Extracted data entries

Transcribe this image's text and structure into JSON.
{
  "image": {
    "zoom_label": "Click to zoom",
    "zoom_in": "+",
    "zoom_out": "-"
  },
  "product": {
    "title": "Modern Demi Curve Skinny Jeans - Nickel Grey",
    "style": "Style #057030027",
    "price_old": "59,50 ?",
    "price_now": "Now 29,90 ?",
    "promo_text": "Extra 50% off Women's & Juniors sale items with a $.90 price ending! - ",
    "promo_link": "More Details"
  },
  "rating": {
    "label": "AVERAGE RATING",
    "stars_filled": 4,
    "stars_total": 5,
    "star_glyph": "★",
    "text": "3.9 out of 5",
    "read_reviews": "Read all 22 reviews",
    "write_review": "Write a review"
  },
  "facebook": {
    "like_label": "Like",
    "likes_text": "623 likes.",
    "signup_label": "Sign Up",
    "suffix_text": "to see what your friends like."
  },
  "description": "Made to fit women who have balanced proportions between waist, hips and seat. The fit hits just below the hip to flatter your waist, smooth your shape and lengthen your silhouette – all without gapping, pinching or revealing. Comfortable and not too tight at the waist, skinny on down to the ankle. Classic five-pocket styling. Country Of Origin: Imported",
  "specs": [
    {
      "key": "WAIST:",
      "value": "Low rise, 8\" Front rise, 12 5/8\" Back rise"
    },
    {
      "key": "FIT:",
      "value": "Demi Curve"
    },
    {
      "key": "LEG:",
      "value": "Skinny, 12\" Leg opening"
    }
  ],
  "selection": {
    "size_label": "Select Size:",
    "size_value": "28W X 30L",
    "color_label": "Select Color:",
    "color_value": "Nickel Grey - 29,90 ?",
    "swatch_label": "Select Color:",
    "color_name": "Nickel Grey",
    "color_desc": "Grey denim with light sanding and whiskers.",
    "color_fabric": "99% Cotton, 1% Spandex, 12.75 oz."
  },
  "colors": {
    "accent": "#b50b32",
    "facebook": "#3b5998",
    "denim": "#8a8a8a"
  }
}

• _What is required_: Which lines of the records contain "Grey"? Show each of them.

• _Answer_:
    "title": "Modern Demi Curve Skinny Jeans - Nickel Grey",
    "color_value": "Nickel Grey - 29,90 ?",
    "color_name": "Nickel Grey",
    "color_desc": "Grey denim with light sanding and whiskers.",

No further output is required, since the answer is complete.